Hayley x

Welkom op Bitterballen Bruid

Welcome to Bitterballen Bruid!

Bruid = bride. Bitterballen = a delicious Dutch snack. They’re pretty hard to describe seeing as a Dutch person will tell you they’re filled with “ragout” – however ragout to us English folk is a French stew. (Either that, or you’ll think of the pasta sauce jars: Ragù!) The outside of bitterballen is breadcrumbs, think something like a potato croquet… but the inside is where the magic happens! It’s like a thick, creamy meat paste… sounds disgusting, tastes heavenly! They’re little round balls of deep-fried deliciousness, served with mustard. Normally I avoid anything deep-fried at all costs, but these are an exception. Don’t think about the calories or what’s inside them, just sit in the kroeg (pub) with a glass of Amstel, or if you’re a hater like me, een glaasje wijn (glass of wine) and enjoy!


© Takeaway / Wikimedia Commons / CC-BY-SA-3.0

I’ve been wanting to start a blog for ages, but just never got around to it. Excuses, excuses!
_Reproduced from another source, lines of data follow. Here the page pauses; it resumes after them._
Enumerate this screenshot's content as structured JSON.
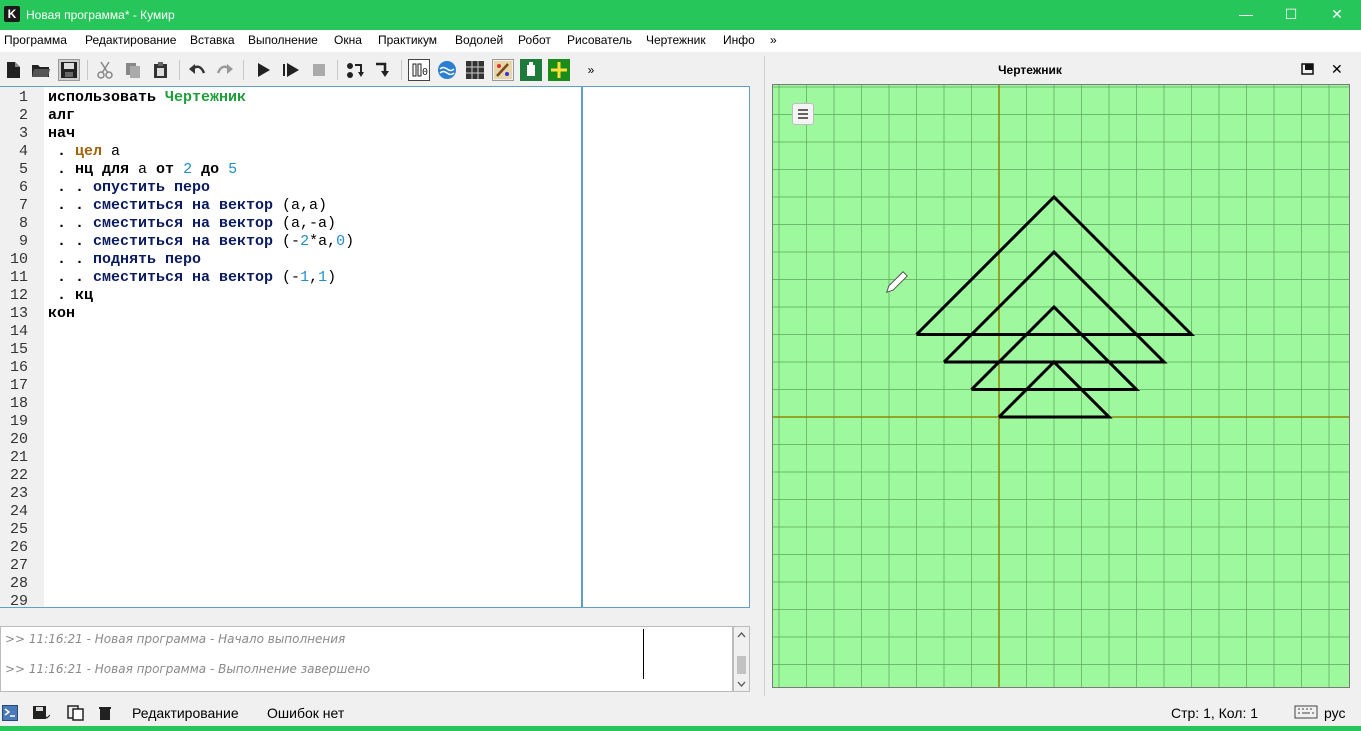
{
  "window": {
    "app_icon_letter": "K",
    "title": "Новая программа* - Кумир",
    "minimize": "—",
    "maximize": "☐",
    "close": "✕"
  },
  "menu": {
    "items": [
      "Программа",
      "Редактирование",
      "Вставка",
      "Выполнение",
      "Окна",
      "Практикум",
      "Водолей",
      "Робот",
      "Рисователь",
      "Чертежник",
      "Инфо",
      "»"
    ]
  },
  "toolbar": {
    "overflow": "»"
  },
  "editor": {
    "line_numbers": [
      "1",
      "2",
      "3",
      "4",
      "5",
      "6",
      "7",
      "8",
      "9",
      "10",
      "11",
      "12",
      "13",
      "14",
      "15",
      "16",
      "17",
      "18",
      "19",
      "20",
      "21",
      "22",
      "23",
      "24",
      "25",
      "26",
      "27",
      "28",
      "29"
    ],
    "lines": [
      [
        {
          "t": "использовать ",
          "c": "kwb"
        },
        {
          "t": "Чертежник",
          "c": "actor"
        }
      ],
      [
        {
          "t": "алг",
          "c": "kwb"
        }
      ],
      [
        {
          "t": "нач",
          "c": "kwb"
        }
      ],
      [
        {
          "t": " . ",
          "c": "kwb"
        },
        {
          "t": "цел",
          "c": "type"
        },
        {
          "t": " а",
          "c": "var"
        }
      ],
      [
        {
          "t": " . ",
          "c": "kwb"
        },
        {
          "t": "нц для",
          "c": "kwb"
        },
        {
          "t": " а ",
          "c": "var"
        },
        {
          "t": "от",
          "c": "kwb"
        },
        {
          "t": " ",
          "c": "var"
        },
        {
          "t": "2",
          "c": "num"
        },
        {
          "t": " ",
          "c": "var"
        },
        {
          "t": "до",
          "c": "kwb"
        },
        {
          "t": " ",
          "c": "var"
        },
        {
          "t": "5",
          "c": "num"
        }
      ],
      [
        {
          "t": " . . ",
          "c": "kwb"
        },
        {
          "t": "опустить перо",
          "c": "cmd"
        }
      ],
      [
        {
          "t": " . . ",
          "c": "kwb"
        },
        {
          "t": "сместиться на вектор",
          "c": "cmd"
        },
        {
          "t": " (а,а)",
          "c": "var"
        }
      ],
      [
        {
          "t": " . . ",
          "c": "kwb"
        },
        {
          "t": "сместиться на вектор",
          "c": "cmd"
        },
        {
          "t": " (а,-а)",
          "c": "var"
        }
      ],
      [
        {
          "t": " . . ",
          "c": "kwb"
        },
        {
          "t": "сместиться на вектор",
          "c": "cmd"
        },
        {
          "t": " (-",
          "c": "var"
        },
        {
          "t": "2",
          "c": "num"
        },
        {
          "t": "*а,",
          "c": "var"
        },
        {
          "t": "0",
          "c": "num"
        },
        {
          "t": ")",
          "c": "var"
        }
      ],
      [
        {
          "t": " . . ",
          "c": "kwb"
        },
        {
          "t": "поднять перо",
          "c": "cmd"
        }
      ],
      [
        {
          "t": " . . ",
          "c": "kwb"
        },
        {
          "t": "сместиться на вектор",
          "c": "cmd"
        },
        {
          "t": " (-",
          "c": "var"
        },
        {
          "t": "1",
          "c": "num"
        },
        {
          "t": ",",
          "c": "var"
        },
        {
          "t": "1",
          "c": "num"
        },
        {
          "t": ")",
          "c": "var"
        }
      ],
      [
        {
          "t": " . ",
          "c": "kwb"
        },
        {
          "t": "кц",
          "c": "kwb"
        }
      ],
      [
        {
          "t": "кон",
          "c": "kwb"
        }
      ]
    ]
  },
  "console": {
    "messages": [
      ">> 11:16:21 - Новая программа - Начало выполнения",
      ">> 11:16:21 - Новая программа - Выполнение завершено"
    ]
  },
  "statusbar": {
    "mode": "Редактирование",
    "errors": "Ошибок нет",
    "position": "Стр: 1, Кол: 1",
    "keyboard": "рус"
  },
  "drawer": {
    "title": "Чертежник",
    "colors": {
      "background": "#9ef99e",
      "grid": "#5aa85a",
      "axis": "#8a8a00",
      "pen": "#000000"
    },
    "segments": [
      {
        "a": 2,
        "path": [
          [
            0,
            0
          ],
          [
            2,
            2
          ],
          [
            4,
            0
          ],
          [
            0,
            0
          ]
        ]
      },
      {
        "a": 3,
        "path": [
          [
            -1,
            1
          ],
          [
            2,
            4
          ],
          [
            5,
            1
          ],
          [
            -1,
            1
          ]
        ]
      },
      {
        "a": 4,
        "path": [
          [
            -2,
            2
          ],
          [
            2,
            6
          ],
          [
            6,
            2
          ],
          [
            -2,
            2
          ]
        ]
      },
      {
        "a": 5,
        "path": [
          [
            -3,
            3
          ],
          [
            2,
            8
          ],
          [
            7,
            3
          ],
          [
            -3,
            3
          ]
        ]
      }
    ]
  }
}
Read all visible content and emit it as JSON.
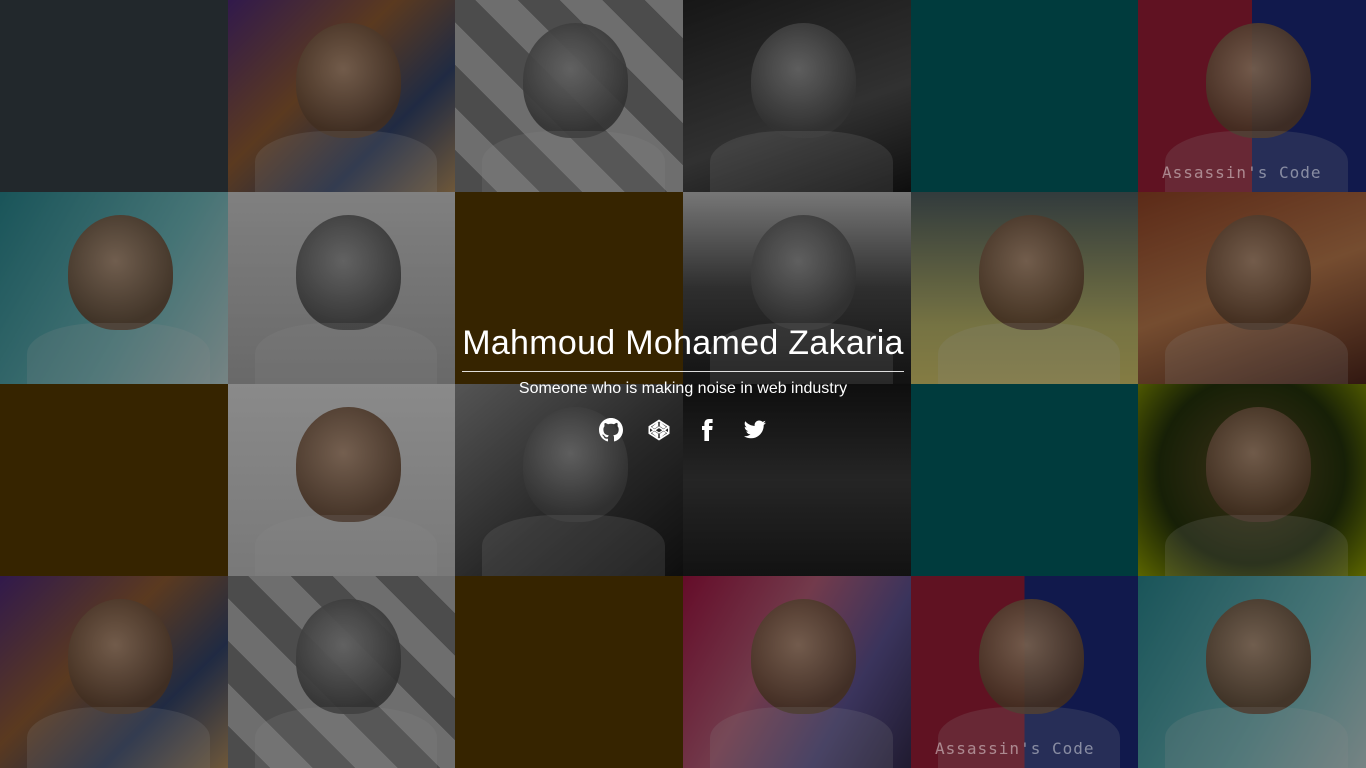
{
  "profile": {
    "name": "Mahmoud Mohamed Zakaria",
    "tagline": "Someone who is making noise in web industry"
  },
  "social_links": [
    {
      "icon": "github-icon",
      "label": "GitHub"
    },
    {
      "icon": "codepen-icon",
      "label": "CodePen"
    },
    {
      "icon": "facebook-icon",
      "label": "Facebook"
    },
    {
      "icon": "twitter-icon",
      "label": "Twitter"
    }
  ],
  "watermark_text": "Assassin's Code",
  "colors": {
    "slate": "#22282c",
    "teal": "#003b3d",
    "brown": "#362400",
    "overlay": "rgba(0,0,0,0.45)",
    "text": "#ffffff"
  }
}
But whilst on holiday in Thailand (lucky me!) the name Bitterballen Bruid just came to me. I talked to The Dutchie (aka my husband) about it and he liked it too, so here I am! The blog will mainly focus on being an English girl woman getting married in The Netherlands, learning the Dutch language and moving there… but having just returned from an epic 3 week trip to Bali and Thailand, I might have to squeeze some travel pics and stories in too!

First post, over and out 😉

Hayley x